[citation][nom]Thunderfox[/nom]It would be nice if the review made some effort to evaluate the latency, as that is the make or break issue with this sort of thing. I don't know how useful anything like this can be anyway, in the age of bandwidth caps. Streaming games is like streaming movies - who cares if you have 16mbps down if all it means is that you will hit your quota in less than a day if you actually use all of that bandwidth?[/citation]
Yeah we needed to address that plus compare the console to the PC version: which should a gamer use? I was more concerned about addressing the issue of playing on Wi-Fi and how it affects the overall quality the further you move away from the router. Then again, an Ethernet connection with limited bandwidth also shares the same low-quality issue, producing pixilated graphics similar to a low-resolution video clip.
For latency, I've been playing Duke Nukem Forever, FEAR 3, Red Faction Armageddon and a few others and I don't really see a real noticeable
latency... if there is one, it's easily adaptable from my hands-on experience. What I HAVE noticed is that even though you may be connected via Ethernet, there are still network issues from time to time which isn't uncommon with online multiplayer games. The lag becomes a definite problem until the issue resolves itself (could be their end, somewhere in-between, or on my end) and the stream resumes its full flow.
When Duke Nukem Forever first hit the service, it was relatively unplayable because (I presume) that a good chunk of OnLive members were playing it or watching others play it. Latency is also an issue when others on your local network stream video, play an MMORPG or do anything network intensive. Typically when network congestion occurs, it starts with the controls and then seeps into the overall visuals.
I personally really like OnLive but it certainly has its limitations: you can't play custom mods and maps, and you can't play other gamers outside the OnLive borders. The selection seems to be growing at a slow rate, but there's a good heaping with the current crop. I asked American McGee if OnLive gamers would ever see the new Alice title and he said this:
"Not up to us. Up to EA. Please pressure them if this is something you're interested in. Tiny developer can't help you in battle against massive publisher."
The benefits of OnLive are obvious even though cloud gaming just arrived on the scene: PC gamers can enjoy games they can't run on their machines... in HD at that.
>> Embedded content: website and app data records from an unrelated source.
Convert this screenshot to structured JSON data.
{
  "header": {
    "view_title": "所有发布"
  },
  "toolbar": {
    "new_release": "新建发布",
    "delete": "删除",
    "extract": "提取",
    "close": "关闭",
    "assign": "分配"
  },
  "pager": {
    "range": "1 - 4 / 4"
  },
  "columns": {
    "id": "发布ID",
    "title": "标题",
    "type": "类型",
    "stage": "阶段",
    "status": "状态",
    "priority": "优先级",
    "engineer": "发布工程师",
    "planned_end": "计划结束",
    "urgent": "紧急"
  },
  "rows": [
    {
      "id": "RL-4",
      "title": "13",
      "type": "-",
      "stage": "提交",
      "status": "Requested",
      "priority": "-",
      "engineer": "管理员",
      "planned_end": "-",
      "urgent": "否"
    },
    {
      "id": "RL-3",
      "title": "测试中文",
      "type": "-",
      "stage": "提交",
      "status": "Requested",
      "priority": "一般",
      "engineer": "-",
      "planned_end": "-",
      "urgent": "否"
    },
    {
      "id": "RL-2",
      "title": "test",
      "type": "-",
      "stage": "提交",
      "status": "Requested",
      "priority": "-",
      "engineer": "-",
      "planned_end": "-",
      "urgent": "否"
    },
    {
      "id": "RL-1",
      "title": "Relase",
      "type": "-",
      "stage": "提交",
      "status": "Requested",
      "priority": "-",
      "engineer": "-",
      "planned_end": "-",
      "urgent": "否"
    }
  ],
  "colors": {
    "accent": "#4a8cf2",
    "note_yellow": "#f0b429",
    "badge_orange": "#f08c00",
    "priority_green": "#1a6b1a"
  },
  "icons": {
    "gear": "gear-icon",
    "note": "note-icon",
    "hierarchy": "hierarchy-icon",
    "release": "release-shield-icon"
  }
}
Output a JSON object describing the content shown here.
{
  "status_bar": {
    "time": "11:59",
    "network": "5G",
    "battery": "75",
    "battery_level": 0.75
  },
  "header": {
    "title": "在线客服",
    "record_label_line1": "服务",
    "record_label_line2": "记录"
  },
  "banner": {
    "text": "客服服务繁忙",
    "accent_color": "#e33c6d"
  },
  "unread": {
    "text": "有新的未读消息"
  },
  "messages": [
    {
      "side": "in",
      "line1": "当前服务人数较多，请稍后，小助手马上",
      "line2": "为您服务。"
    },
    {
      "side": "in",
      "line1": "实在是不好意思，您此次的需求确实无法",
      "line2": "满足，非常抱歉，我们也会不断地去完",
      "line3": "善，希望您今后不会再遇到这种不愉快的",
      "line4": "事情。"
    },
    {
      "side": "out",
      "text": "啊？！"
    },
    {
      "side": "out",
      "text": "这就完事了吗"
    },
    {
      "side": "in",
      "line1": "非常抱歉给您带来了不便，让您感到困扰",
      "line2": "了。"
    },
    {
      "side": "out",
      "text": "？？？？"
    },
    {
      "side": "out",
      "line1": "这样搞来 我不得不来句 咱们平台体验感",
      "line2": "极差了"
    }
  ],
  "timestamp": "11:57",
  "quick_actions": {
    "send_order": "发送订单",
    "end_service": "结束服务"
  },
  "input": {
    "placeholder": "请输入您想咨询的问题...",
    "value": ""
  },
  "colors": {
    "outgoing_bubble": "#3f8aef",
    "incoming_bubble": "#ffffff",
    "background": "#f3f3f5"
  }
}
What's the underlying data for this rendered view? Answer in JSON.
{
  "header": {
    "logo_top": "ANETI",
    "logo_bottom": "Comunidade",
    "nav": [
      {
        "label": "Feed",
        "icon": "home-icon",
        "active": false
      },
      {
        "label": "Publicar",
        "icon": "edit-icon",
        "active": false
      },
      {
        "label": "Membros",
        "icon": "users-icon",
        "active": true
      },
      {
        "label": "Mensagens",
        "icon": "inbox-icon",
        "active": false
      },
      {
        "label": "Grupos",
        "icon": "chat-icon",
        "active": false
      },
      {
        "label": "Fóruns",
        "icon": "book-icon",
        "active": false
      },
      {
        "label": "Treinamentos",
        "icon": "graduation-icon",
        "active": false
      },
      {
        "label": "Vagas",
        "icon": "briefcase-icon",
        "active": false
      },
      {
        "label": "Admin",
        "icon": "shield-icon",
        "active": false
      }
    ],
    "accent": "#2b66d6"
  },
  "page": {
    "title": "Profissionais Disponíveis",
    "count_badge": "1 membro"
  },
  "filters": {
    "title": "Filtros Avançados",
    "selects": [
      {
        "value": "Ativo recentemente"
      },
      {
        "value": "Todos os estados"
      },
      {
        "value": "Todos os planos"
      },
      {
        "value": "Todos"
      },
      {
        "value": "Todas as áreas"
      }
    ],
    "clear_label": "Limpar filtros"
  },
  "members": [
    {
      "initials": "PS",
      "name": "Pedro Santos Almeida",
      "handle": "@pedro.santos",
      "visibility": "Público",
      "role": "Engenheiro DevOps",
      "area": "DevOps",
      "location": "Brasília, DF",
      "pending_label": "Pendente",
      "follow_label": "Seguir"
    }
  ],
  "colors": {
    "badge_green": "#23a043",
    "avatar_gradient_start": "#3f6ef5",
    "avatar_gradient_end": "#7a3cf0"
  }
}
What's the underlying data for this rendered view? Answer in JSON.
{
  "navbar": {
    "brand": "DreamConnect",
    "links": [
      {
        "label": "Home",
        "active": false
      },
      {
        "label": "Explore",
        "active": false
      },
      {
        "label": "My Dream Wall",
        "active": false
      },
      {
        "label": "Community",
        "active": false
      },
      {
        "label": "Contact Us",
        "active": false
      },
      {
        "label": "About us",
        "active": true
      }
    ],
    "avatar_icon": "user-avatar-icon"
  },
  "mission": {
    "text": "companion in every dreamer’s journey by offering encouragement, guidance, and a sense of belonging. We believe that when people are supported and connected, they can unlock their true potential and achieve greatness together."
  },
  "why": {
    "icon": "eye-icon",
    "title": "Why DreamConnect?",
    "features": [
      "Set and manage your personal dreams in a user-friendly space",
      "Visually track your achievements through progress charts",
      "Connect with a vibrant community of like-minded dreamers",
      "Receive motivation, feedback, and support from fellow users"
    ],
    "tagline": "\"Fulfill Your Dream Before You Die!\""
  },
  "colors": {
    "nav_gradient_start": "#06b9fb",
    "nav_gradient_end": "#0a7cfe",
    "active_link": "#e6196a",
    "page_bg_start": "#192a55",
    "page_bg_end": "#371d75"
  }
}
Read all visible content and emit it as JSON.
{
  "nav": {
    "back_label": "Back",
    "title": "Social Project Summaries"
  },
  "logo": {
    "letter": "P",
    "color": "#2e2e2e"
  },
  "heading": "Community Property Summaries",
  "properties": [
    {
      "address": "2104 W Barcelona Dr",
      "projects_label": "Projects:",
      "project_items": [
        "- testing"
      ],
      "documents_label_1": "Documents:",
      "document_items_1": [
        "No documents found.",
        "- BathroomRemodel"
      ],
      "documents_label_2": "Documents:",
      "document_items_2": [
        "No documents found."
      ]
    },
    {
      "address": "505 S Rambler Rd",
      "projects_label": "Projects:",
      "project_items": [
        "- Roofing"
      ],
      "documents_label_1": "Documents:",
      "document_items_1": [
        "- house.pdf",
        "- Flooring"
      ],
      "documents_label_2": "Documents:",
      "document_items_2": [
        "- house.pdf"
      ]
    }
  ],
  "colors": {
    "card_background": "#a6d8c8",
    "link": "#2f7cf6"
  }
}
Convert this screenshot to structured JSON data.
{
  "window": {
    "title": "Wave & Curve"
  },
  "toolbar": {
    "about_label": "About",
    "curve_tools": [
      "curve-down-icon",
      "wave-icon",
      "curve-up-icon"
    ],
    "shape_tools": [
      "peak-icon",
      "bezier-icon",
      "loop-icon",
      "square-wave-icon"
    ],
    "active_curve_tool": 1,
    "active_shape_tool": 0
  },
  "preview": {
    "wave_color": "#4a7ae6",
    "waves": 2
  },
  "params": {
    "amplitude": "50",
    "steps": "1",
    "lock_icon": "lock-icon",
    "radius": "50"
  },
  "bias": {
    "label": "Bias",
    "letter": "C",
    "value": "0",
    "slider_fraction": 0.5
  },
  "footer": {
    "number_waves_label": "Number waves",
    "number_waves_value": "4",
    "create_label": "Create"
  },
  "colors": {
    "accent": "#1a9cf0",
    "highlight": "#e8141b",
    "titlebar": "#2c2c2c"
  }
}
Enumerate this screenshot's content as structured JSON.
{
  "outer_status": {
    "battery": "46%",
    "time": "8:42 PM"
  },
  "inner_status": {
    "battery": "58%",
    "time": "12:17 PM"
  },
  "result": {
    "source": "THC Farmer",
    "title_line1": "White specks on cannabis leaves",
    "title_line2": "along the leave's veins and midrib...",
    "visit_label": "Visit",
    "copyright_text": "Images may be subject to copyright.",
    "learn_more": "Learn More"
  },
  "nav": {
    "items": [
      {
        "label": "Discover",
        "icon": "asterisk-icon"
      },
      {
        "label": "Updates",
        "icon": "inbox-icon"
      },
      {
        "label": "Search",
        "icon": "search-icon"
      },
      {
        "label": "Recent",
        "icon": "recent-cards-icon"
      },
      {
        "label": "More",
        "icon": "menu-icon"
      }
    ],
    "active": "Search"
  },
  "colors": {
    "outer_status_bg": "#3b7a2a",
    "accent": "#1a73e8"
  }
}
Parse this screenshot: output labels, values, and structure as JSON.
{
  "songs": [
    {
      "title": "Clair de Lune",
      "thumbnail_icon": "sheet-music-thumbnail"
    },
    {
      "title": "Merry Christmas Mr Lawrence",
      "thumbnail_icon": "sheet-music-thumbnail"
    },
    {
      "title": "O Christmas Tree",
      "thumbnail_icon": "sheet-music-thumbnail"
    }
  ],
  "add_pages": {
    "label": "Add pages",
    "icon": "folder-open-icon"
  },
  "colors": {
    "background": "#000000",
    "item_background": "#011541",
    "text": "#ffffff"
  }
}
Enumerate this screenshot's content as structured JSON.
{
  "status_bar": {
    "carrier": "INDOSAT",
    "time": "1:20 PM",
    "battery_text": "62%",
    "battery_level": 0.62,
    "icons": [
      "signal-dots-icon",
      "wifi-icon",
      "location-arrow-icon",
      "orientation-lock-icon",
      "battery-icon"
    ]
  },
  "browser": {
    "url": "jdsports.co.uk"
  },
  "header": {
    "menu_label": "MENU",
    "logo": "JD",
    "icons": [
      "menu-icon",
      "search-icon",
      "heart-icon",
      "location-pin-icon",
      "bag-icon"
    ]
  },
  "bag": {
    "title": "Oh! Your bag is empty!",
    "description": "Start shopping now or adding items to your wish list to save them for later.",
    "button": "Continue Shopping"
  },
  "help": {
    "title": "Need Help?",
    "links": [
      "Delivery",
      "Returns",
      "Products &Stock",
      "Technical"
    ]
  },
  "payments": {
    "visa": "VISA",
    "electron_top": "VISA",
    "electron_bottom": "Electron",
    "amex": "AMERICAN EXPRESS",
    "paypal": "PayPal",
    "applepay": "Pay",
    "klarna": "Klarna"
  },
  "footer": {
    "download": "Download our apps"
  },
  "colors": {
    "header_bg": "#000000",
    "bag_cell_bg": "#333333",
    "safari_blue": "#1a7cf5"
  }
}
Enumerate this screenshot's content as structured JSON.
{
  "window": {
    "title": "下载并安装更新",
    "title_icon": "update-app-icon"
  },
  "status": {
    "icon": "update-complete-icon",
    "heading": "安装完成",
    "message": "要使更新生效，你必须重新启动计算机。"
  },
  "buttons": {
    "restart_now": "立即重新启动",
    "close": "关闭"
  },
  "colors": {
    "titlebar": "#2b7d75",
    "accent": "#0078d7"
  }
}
Using the Nintendo DS-sized console, they can connect it directly to an HDTV's HDMI jack, plug in a mouse and keyboard, plug in an Internet connection, and play like any other PC gamer without having to drag their rig or laptop from somewhere else in the house. Plus, given it's all cloud, there's no loss of game saves and there's no need to reinstall 10 GB+ worth of software if your rig goes down. Hell, you can even rent
the games or outright purchase a full-time "pass." And while OnLive offers an all-you-can-eat buffet for $9.99 per month, membership is free. And yes, I know I sound like an OnLive rep.
As for bandwidth caps, that's a really good point. I believe I'll hit them up with a Q&A to see how they plan on addressing that (if possible), and what the company does to address latency. I would think the bandwidth cap issue would be a real kick in the groin for OnLive, but I may be wrong. We'll see.
Got any OnLive questions? Send them to kparrish at bestofmedia dot com and we'll (hopefully) get them answered.